Ohio Attorney General's Office warns of utility bill scams that come via email.
COLUMBUS – Ohioans are warned to beware of emails that look like utility bills, but might be scams.
In the last two weeks, the Ohio Attorney General's Office has received more than 30 reports of utility bill email scams across the state.
Attorney General Mike DeWine advises people not to respond to messages from a company that's not your utilities provider.
Some of the emails have come from scammers claiming they're PG&E, a west coast utility company, or another out-of-state company.
The messages claim the consumer owes $344 or $559, and it may have a link to the customer's account.
Here's a list of tips on how to avoid being scammed.
- Don't click on links or open attachments.
- Don't respond to emails from senders you don't know.
- Copy and paste the email's first few sentences into a search engine and add the word scam. The results may show you if others have seen similar emails.

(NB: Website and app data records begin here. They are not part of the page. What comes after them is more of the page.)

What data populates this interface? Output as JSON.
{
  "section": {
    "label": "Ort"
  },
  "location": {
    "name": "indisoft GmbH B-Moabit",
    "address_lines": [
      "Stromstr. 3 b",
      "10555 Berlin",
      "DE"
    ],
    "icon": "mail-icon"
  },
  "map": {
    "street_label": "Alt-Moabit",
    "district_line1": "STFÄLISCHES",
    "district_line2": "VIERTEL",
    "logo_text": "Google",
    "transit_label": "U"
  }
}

- Misspelled words or grammatical errors could be a sign that the message is a scam.
- When in doubt, call your utility company using a number you know is legitimate to ask about your most recent statement.
- Know your rights. During the heating season (November 1st though April 15th), natural gas and electric companies usually give you 24 days' notice before disconnecting your service.